“The worst days we’ve had together are better than the best I’ve had with other people,” Chris said. He also found a new identity as a father.
On the birth of his daughter in 2010, Chris said, “She made me want to be better at everything. Period. I’ve never cared enough about myself to take responsibility for my faults; she made me man right up.”
Cagle’s 2012 release from Bigger Picture Group, under the working title, “Back In The Saddle” is his homecoming — a rekindling of his creative flame and a roaring reminder of his rock-infused country roots. It’s something he originated and what he does best: relatable, back-roads and familiar while also being a striking form of country music worth getting excited about.
While assuring his fans that the Chris they love hasn’t changed, Cagle sees his new persona as a better version of himself.
“I want my music to be an environment, to strike chords, passions, memories, faults, loves, angers and redemptions,” Chris said. “Imagine my music just on the outside of town right where the road turns to the rural route. A dirt road cul-de-sac with trucks all parked in a circle. I would love to see my music fit into that.”

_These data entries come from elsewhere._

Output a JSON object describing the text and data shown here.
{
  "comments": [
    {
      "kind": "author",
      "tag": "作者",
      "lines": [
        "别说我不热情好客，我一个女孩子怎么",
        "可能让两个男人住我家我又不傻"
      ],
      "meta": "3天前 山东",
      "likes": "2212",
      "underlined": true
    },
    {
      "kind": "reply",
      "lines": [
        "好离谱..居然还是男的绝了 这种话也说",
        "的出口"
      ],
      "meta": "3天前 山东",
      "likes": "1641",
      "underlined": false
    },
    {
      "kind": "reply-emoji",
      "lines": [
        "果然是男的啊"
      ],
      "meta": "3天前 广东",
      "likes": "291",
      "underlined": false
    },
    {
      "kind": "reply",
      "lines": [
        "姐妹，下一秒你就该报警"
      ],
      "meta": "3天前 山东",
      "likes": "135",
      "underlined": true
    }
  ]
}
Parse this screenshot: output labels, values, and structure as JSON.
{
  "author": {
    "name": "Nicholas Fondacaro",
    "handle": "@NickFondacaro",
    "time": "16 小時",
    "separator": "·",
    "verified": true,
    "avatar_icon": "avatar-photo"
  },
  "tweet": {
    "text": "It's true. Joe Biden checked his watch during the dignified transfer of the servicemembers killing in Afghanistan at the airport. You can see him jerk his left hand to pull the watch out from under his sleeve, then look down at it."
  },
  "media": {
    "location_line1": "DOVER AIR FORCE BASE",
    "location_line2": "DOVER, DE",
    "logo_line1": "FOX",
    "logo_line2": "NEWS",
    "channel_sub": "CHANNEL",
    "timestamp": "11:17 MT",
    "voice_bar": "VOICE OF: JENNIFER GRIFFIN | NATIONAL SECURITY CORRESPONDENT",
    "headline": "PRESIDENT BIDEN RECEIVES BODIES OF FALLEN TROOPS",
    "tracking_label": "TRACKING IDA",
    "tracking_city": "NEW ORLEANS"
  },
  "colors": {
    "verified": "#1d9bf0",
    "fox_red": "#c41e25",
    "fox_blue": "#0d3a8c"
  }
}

This Chris Cagle may look a little different to those who are used to a louder, harder-partying version of the star. Rest assured, Chris still gets “as rowdy as a redneck can get,” but these days he confines himself to the stage.

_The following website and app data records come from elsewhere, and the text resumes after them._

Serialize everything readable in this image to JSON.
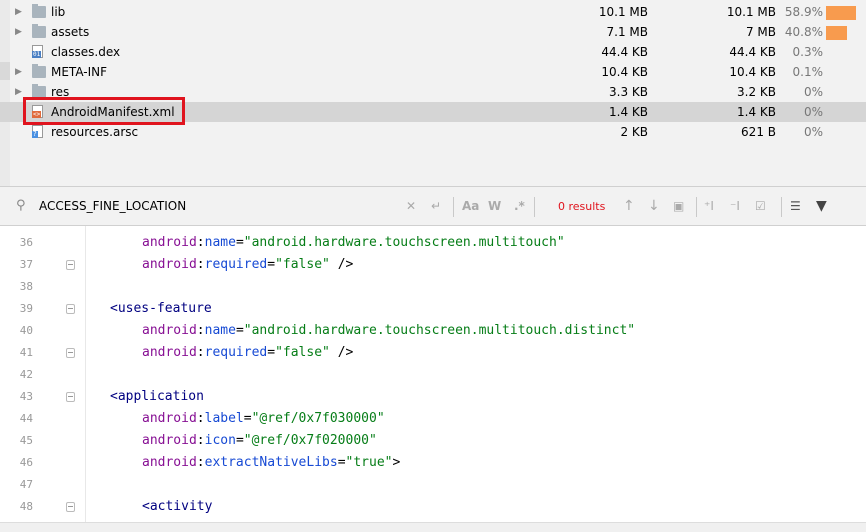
{
  "tree": {
    "rows": [
      {
        "expander": "▶",
        "icon": "folder-icon",
        "name": "lib",
        "size": "10.1 MB",
        "compressed": "10.1 MB",
        "percent": "58.9%",
        "bar": 0.589
      },
      {
        "expander": "▶",
        "icon": "folder-icon",
        "name": "assets",
        "size": "7.1 MB",
        "compressed": "7 MB",
        "percent": "40.8%",
        "bar": 0.408
      },
      {
        "expander": "",
        "icon": "dex-file-icon",
        "name": "classes.dex",
        "size": "44.4 KB",
        "compressed": "44.4 KB",
        "percent": "0.3%",
        "bar": 0
      },
      {
        "expander": "▶",
        "icon": "folder-icon",
        "name": "META-INF",
        "size": "10.4 KB",
        "compressed": "10.4 KB",
        "percent": "0.1%",
        "bar": 0
      },
      {
        "expander": "▶",
        "icon": "folder-icon",
        "name": "res",
        "size": "3.3 KB",
        "compressed": "3.2 KB",
        "percent": "0%",
        "bar": 0
      },
      {
        "expander": "",
        "icon": "xml-file-icon",
        "name": "AndroidManifest.xml",
        "size": "1.4 KB",
        "compressed": "1.4 KB",
        "percent": "0%",
        "bar": 0,
        "selected": true
      },
      {
        "expander": "",
        "icon": "arsc-file-icon",
        "name": "resources.arsc",
        "size": "2 KB",
        "compressed": "621 B",
        "percent": "0%",
        "bar": 0
      }
    ]
  },
  "search": {
    "value": "ACCESS_FINE_LOCATION",
    "results_label": "0 results",
    "match_case_label": "Aa",
    "words_label": "W",
    "regex_label": ".*"
  },
  "editor": {
    "lines": [
      {
        "n": "",
        "indent": 3,
        "fold": false,
        "tokens": [
          {
            "c": "t-tag",
            "t": "<uses-feature"
          }
        ]
      },
      {
        "n": "36",
        "indent": 4,
        "fold": false,
        "tokens": [
          {
            "c": "t-attr",
            "t": "android"
          },
          {
            "c": "t-punc",
            "t": ":"
          },
          {
            "c": "t-attrname",
            "t": "name"
          },
          {
            "c": "t-punc",
            "t": "="
          },
          {
            "c": "t-str",
            "t": "\"android.hardware.touchscreen.multitouch\""
          }
        ]
      },
      {
        "n": "37",
        "indent": 4,
        "fold": true,
        "tokens": [
          {
            "c": "t-attr",
            "t": "android"
          },
          {
            "c": "t-punc",
            "t": ":"
          },
          {
            "c": "t-attrname",
            "t": "required"
          },
          {
            "c": "t-punc",
            "t": "="
          },
          {
            "c": "t-str",
            "t": "\"false\""
          },
          {
            "c": "t-punc",
            "t": " />"
          }
        ]
      },
      {
        "n": "38",
        "indent": 0,
        "fold": false,
        "tokens": []
      },
      {
        "n": "39",
        "indent": 3,
        "fold": true,
        "tokens": [
          {
            "c": "t-tag",
            "t": "<uses-feature"
          }
        ]
      },
      {
        "n": "40",
        "indent": 4,
        "fold": false,
        "tokens": [
          {
            "c": "t-attr",
            "t": "android"
          },
          {
            "c": "t-punc",
            "t": ":"
          },
          {
            "c": "t-attrname",
            "t": "name"
          },
          {
            "c": "t-punc",
            "t": "="
          },
          {
            "c": "t-str",
            "t": "\"android.hardware.touchscreen.multitouch.distinct\""
          }
        ]
      },
      {
        "n": "41",
        "indent": 4,
        "fold": true,
        "tokens": [
          {
            "c": "t-attr",
            "t": "android"
          },
          {
            "c": "t-punc",
            "t": ":"
          },
          {
            "c": "t-attrname",
            "t": "required"
          },
          {
            "c": "t-punc",
            "t": "="
          },
          {
            "c": "t-str",
            "t": "\"false\""
          },
          {
            "c": "t-punc",
            "t": " />"
          }
        ]
      },
      {
        "n": "42",
        "indent": 0,
        "fold": false,
        "tokens": []
      },
      {
        "n": "43",
        "indent": 3,
        "fold": true,
        "tokens": [
          {
            "c": "t-tag",
            "t": "<application"
          }
        ]
      },
      {
        "n": "44",
        "indent": 4,
        "fold": false,
        "tokens": [
          {
            "c": "t-attr",
            "t": "android"
          },
          {
            "c": "t-punc",
            "t": ":"
          },
          {
            "c": "t-attrname",
            "t": "label"
          },
          {
            "c": "t-punc",
            "t": "="
          },
          {
            "c": "t-str",
            "t": "\"@ref/0x7f030000\""
          }
        ]
      },
      {
        "n": "45",
        "indent": 4,
        "fold": false,
        "tokens": [
          {
            "c": "t-attr",
            "t": "android"
          },
          {
            "c": "t-punc",
            "t": ":"
          },
          {
            "c": "t-attrname",
            "t": "icon"
          },
          {
            "c": "t-punc",
            "t": "="
          },
          {
            "c": "t-str",
            "t": "\"@ref/0x7f020000\""
          }
        ]
      },
      {
        "n": "46",
        "indent": 4,
        "fold": false,
        "tokens": [
          {
            "c": "t-attr",
            "t": "android"
          },
          {
            "c": "t-punc",
            "t": ":"
          },
          {
            "c": "t-attrname",
            "t": "extractNativeLibs"
          },
          {
            "c": "t-punc",
            "t": "="
          },
          {
            "c": "t-str",
            "t": "\"true\""
          },
          {
            "c": "t-punc",
            "t": ">"
          }
        ]
      },
      {
        "n": "47",
        "indent": 0,
        "fold": false,
        "tokens": []
      },
      {
        "n": "48",
        "indent": 4,
        "fold": true,
        "tokens": [
          {
            "c": "t-tag",
            "t": "<activity"
          }
        ]
      }
    ]
  },
  "colors": {
    "accent": "#e0141e",
    "bar": "#f89b4e",
    "selection": "#d5d5d5"
  }
}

And when the show’s over, he puts on a different hat and heads back to hearth and home. It is there that Chris has found balance and a new passion.
Today, his biggest off-stage thrill is training and raising cutting horses, and when he puts on his cowboy boots and favorite hat, it is because he’s living the true cowboy lifestyle, not because he’s putting on a show.

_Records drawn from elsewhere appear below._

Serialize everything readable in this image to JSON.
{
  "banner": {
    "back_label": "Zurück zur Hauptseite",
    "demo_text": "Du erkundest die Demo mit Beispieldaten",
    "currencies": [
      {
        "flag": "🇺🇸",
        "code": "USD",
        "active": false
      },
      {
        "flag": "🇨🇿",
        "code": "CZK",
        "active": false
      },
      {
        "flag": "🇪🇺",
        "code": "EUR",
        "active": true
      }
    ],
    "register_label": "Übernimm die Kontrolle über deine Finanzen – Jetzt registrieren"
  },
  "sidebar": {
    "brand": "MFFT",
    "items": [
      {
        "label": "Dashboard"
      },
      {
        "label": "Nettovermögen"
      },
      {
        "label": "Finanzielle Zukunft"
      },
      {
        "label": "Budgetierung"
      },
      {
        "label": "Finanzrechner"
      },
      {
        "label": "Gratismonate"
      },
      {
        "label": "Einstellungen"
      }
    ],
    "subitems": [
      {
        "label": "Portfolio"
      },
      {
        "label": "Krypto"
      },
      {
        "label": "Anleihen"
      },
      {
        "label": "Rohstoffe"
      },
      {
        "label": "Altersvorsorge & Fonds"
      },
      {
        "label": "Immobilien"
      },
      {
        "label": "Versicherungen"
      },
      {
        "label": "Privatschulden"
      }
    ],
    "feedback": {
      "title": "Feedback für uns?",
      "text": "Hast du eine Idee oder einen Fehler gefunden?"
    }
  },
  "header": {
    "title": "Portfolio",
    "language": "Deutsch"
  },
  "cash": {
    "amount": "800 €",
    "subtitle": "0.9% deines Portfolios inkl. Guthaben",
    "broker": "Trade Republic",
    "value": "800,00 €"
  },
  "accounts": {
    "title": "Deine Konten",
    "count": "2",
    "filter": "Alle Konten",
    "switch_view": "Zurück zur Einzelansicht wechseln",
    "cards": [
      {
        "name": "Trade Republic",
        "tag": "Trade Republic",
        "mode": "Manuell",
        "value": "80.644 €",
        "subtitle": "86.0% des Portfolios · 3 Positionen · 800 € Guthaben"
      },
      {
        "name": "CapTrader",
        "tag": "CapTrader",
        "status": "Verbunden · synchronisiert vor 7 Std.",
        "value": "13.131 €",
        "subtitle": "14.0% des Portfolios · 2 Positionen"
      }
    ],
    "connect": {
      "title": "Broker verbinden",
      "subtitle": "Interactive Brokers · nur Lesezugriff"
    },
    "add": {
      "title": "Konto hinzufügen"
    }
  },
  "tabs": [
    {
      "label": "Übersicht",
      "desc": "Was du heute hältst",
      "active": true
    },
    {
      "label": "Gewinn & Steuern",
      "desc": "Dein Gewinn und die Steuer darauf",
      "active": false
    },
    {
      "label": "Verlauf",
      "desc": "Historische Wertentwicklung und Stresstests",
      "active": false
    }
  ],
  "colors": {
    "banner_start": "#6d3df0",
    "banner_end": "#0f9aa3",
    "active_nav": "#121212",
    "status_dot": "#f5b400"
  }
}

Chris’ self-proclaimed version of “redneck rock ‘n’ roll,” has been firing people up for over a decade, and, this time around, Chris is chomping at the bit for an energetic reintroduction to the country music community that’s been a long time coming.
Fans will still see flashes of the Chris they know, but they’ll also see the joy and confidence that home life provides him.
“I’m happy; you’re gonna hear the smile through the radio,” Chris says of his new record. “For the first time since April 2001, I am truly happy to do it. I have a new lease on all of it.”
Chris is back with all the energy of a newcomer and the wisdom of a veteran, and the renewed passion is contagious.
“I’m at a place in my life where I think about everyone I’m working with, especially the fans,” he said. “I thank God that I’m in a place in my heart where I am grateful and aware. I am very, very, very lucky.”
Cagle still has a fire, but his passion is driven by not just music, but family and horses and a place he calls home.
His fans will recognize the glow and appreciate the authenticity.
“I’m a lot like charcoal in that once you light me up, I’m gonna burn hot for a long, long time,” he said. “But if you pour water on me, it takes a little effort to get me started again. Bigger Picture Group and my family have helped light that fire for me,” Cagle said. “So let’s throw some gasoline on it, light it up and watch it burn.”